Problem details: Return every record below exactly as given, images excluded.

Dataset entries
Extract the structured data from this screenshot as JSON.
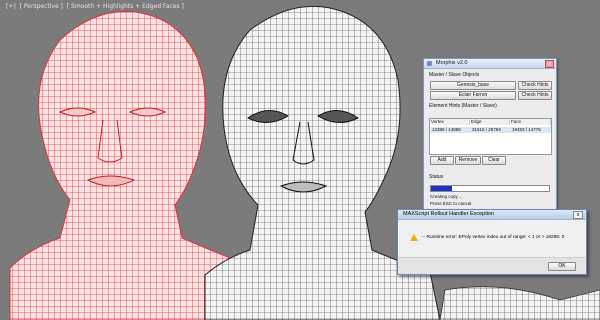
{
  "viewport": {
    "label_parts": [
      "[+]",
      "[ Perspective ]",
      "[ Smooth + Highlights + Edged Faces ]"
    ]
  },
  "morphix": {
    "title": "Morphix v2.0",
    "master_slave_label": "Master / Slave Objects",
    "master_object": "Genesis_base",
    "slave_object": "Eclair Farron",
    "check_hints_label": "Check Hints",
    "element_hints_label": "Element Hints (Master / Slave)",
    "columns": [
      "Vertex",
      "Edge",
      "Face"
    ],
    "row": [
      "12388 / 14888",
      "31615 / 29793",
      "19453 / 14779"
    ],
    "add_label": "Add",
    "remove_label": "Remove",
    "clear_label": "Clear",
    "status_label": "Status",
    "progress_fraction": 0.18,
    "status_line1": "Creating copy ...",
    "status_line2": "Press ESC to cancel."
  },
  "error_dialog": {
    "title": "MAXScript Rollout Handler Exception",
    "message": "-- Runtime error: EPoly vertex index out of range: < 1 or > 19286: 0",
    "ok_label": "OK",
    "close_glyph": "x"
  },
  "colors": {
    "viewport_bg": "#7b7b7b",
    "red_wire": "#e0303a",
    "dark_wire": "#2a2a2a",
    "progress_fill": "#1f2fbf",
    "warning": "#e8b400"
  }
}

Task result:
Extract the structured data from this screenshot as JSON.
{
  "viewport": {
    "label_parts": [
      "[+]",
      "[ Perspective ]",
      "[ Smooth + Highlights + Edged Faces ]"
    ]
  },
  "morphix": {
    "title": "Morphix v2.0",
    "master_slave_label": "Master / Slave Objects",
    "master_object": "Genesis_base",
    "slave_object": "Eclair Farron",
    "check_hints_label": "Check Hints",
    "element_hints_label": "Element Hints (Master / Slave)",
    "columns": [
      "Vertex",
      "Edge",
      "Face"
    ],
    "row": [
      "12388 / 14888",
      "31615 / 29793",
      "19453 / 14779"
    ],
    "add_label": "Add",
    "remove_label": "Remove",
    "clear_label": "Clear",
    "status_label": "Status",
    "progress_fraction": 0.18,
    "status_line1": "Creating copy ...",
    "status_line2": "Press ESC to cancel."
  },
  "error_dialog": {
    "title": "MAXScript Rollout Handler Exception",
    "message": "-- Runtime error: EPoly vertex index out of range: < 1 or > 19286: 0",
    "ok_label": "OK",
    "close_glyph": "x"
  },
  "colors": {
    "viewport_bg": "#7b7b7b",
    "red_wire": "#e0303a",
    "dark_wire": "#2a2a2a",
    "progress_fill": "#1f2fbf",
    "warning": "#e8b400"
  }
}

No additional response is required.